FDA Ethics for Non-employee Scientists
FDA Ethics for Non-employee Scientists
As a Federal Agency, FDA must maintain the trust of the Nation in the way it conducts its operations by compliance with federal laws and avoiding conflicts of interest.
Federal employees share a responsibility to the United States and its citizens to uphold the Constitution, follow the laws, and adhere to ethical principles when discharging their official duties. Personal activities that have a nexus to federal employment must also be conducted with these considerations in mind.
Non-Employee Scientists are not federal employees, but similar considerations apply because they are placed within FDA and gain knowledge and exposure to FDA’s programs and operations as part of their training program.
If a Non-employee Scientist, to include their spouse and minor children, reports what is identified as a Significantly Regulated Organization (SRO) or prohibited investment fund financial interest in any amount, or a relationship with an SRO, except for spousal employment with an SRO, and the individual will not voluntarily divest the financial interest or terminate the relationship, then the individual is not placed at FDA.
HHS Supplemental Standards of Ethical Conduct define significantly regulated organization (SRO) as:
“an organization for which the sales of products regulated by the Food and Drug Administration (FDA) constitute ten percent or more of annual gross sales in the organization's previous fiscal year; where an organization does not have a record of sales of FDA-regulated products, it will be deemed to be significantly regulated if its operations are predominately in fields regulated by FDA, or if its research, development, or other business activities are reasonably expected to result in the development of products that are regulated by FDA."
The SRO List is publicly available and can be viewed at: https://www.accessdata.fda.gov/scripts/SDA/sdNavigation.cfm?sd=srolist&previewMode=true.
A Listing of Prohibited Investment Funds is available at Listing of Prohibited Investment Funds | FDA.
Note: the SRO lists only contain publicly-traded companies and funds. If you have a privately-held investment, or you are considering acquiring a privately-held investment, it will be important to ensure it would not be considered an SRO. Contact your Center Ethics Liaison for assistance.
During any non-employee scientist’s training placement at FDA, he or she will be obligated to comply with FDA ethics requirements for:
- Conflicts of Interest and Prohibited Holdings
- Outside Relationships and Interests
- Gifts from Outside Sources
- Gifts Between FDA Employees and Non-Employee Scientists
- Political Activity
- Seeking Employment

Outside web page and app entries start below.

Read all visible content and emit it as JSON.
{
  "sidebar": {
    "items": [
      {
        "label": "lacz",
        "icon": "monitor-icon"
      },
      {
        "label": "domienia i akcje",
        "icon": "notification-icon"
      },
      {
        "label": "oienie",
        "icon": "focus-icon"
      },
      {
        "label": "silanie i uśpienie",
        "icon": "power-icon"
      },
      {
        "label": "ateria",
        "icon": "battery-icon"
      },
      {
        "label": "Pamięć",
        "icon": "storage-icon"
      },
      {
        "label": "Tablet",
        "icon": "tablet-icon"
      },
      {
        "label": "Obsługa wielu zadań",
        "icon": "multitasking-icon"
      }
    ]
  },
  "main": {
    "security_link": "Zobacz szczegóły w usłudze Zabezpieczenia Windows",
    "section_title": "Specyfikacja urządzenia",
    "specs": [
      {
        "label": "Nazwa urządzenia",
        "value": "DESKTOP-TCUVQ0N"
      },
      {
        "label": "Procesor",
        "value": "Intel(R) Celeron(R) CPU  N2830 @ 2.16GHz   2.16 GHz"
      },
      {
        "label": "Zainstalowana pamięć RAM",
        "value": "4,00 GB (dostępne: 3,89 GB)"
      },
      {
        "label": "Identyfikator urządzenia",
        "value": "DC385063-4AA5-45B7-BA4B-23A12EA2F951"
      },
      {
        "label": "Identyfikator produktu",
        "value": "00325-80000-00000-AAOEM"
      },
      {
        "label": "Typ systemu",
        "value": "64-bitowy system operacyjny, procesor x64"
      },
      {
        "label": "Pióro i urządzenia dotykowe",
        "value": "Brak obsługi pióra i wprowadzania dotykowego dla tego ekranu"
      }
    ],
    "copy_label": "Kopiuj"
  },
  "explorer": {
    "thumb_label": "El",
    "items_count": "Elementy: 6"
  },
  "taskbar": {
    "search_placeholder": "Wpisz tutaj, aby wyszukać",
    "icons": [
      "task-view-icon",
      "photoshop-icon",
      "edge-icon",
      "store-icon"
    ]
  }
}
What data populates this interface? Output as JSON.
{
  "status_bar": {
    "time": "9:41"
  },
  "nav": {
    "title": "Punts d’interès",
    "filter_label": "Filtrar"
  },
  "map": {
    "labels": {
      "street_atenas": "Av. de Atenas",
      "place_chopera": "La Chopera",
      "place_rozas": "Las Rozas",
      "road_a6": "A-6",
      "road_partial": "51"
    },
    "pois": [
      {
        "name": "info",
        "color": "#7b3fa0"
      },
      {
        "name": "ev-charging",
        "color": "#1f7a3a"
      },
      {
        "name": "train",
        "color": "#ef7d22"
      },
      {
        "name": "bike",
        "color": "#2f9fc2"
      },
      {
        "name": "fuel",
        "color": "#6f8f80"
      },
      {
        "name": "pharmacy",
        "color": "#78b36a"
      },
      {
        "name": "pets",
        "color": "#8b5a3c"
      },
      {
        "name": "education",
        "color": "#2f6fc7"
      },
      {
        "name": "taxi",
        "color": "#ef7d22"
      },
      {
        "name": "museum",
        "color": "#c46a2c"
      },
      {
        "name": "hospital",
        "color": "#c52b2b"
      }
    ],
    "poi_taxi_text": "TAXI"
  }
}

- Misuse of Position/Resources
Conflicts of Interests and Prohibited Holdings
Because of the FDA’s role as a unique consumer protection and regulatory agency, FDA Non-Employee Scientists must comply with a broad restriction that generally prohibits them as well as their spouse and minor child(ren) from holding financial interests, like stock, in “Significantly Regulated Organizations (SRO).”
Outside Relationships and Interests
While you are participating in the Non-employee FDA Fellowship or Traineeship program, you are prohibited from engaging in any employment, regardless of pay, with an SRO. This restriction includes business ownership, employment, service as an officer, director, trustee, contractor, and/or consultant.
You, your spouse, and/or minor child are prohibited from owning any proprietary interests in an FDA regulated product, including a patent, trademark, copyright, or licensing agreement.
Unless there is an exception, FDA Non-Employee Scientists may not accept gifts that come from “significantly regulated organizations.”
Gifts Between FDA Employees and Non-employee Scientists
Unless there is an exception, a non-employee scientist may not give, donate to, or ask for contributions for a gift to any FDA employee.
FDA non-employee scientists are prohibited from engaging in political activity while:
- On duty (including off-site training, for example);
- In a government room or building (including break rooms, conference rooms, gyms, and cafeterias);
- Wearing an official uniform or insignia; or
- Using a government vehicle.
Non-employee scientists are subject to further restrictions with respect to fundraising, use of official authority, candidacy, and business before HHS in relation to their political activities.
A non-employee scientist in an FDA training program is prohibited from seeking employment with an SRO while he or she is participating in the FDA training program. If you seek employment with an SRO, you must immediately notify your sponsor and may be removed from the program if you intend to continue seeking employment with the SRO.
- You may not use your title or non-employee scientists training position for any of the following purposes:
- For your own private gain, or the private gain of friends, relatives, or persons with whom you are affiliated in a nongovernmental capacity;
- To endorse any product, service, or enterprise;
- To coerce or induce someone, to provide any benefit, financial or otherwise, to you, anyone you know, or any group with which you are affiliated in a nongovernmental capacity;
- To imply that the Department endorses your personal activities or those of another;
- To disclose or use nonpublic information for your own private gain or that of another;
- To use federal time or property for unauthorized purposes, such as excessive personal use of computers, photocopiers, telephones, and fax machines; or
- To encourage the use of government time or resources to perform anything other than FDA official assignments, such as picking up your laundry.
You may contact your Center Ethics Liaison if you have questions about the ethics requirements that apply to you as a Non-employee Scientist at FDA.